--- Material for the task ---
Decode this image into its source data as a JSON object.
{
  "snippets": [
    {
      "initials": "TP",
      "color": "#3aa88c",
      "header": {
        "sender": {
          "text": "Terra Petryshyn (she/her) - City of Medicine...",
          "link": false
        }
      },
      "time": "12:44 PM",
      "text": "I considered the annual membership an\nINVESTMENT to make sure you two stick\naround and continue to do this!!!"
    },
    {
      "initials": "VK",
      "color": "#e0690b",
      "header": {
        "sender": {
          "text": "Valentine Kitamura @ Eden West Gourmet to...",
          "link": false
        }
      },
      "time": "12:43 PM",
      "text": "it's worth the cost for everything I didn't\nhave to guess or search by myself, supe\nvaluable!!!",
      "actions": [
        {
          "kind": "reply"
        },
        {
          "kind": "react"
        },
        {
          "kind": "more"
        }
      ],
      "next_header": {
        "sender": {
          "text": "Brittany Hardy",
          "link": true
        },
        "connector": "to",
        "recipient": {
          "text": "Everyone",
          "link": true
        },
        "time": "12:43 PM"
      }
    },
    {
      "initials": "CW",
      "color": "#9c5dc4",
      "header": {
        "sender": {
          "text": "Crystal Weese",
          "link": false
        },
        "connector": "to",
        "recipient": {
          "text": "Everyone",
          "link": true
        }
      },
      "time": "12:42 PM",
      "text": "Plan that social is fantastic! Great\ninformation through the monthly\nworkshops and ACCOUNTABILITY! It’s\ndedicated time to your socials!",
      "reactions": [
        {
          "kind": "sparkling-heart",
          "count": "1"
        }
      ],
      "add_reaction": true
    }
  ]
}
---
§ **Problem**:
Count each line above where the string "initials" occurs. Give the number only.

§ **Answer box**:
3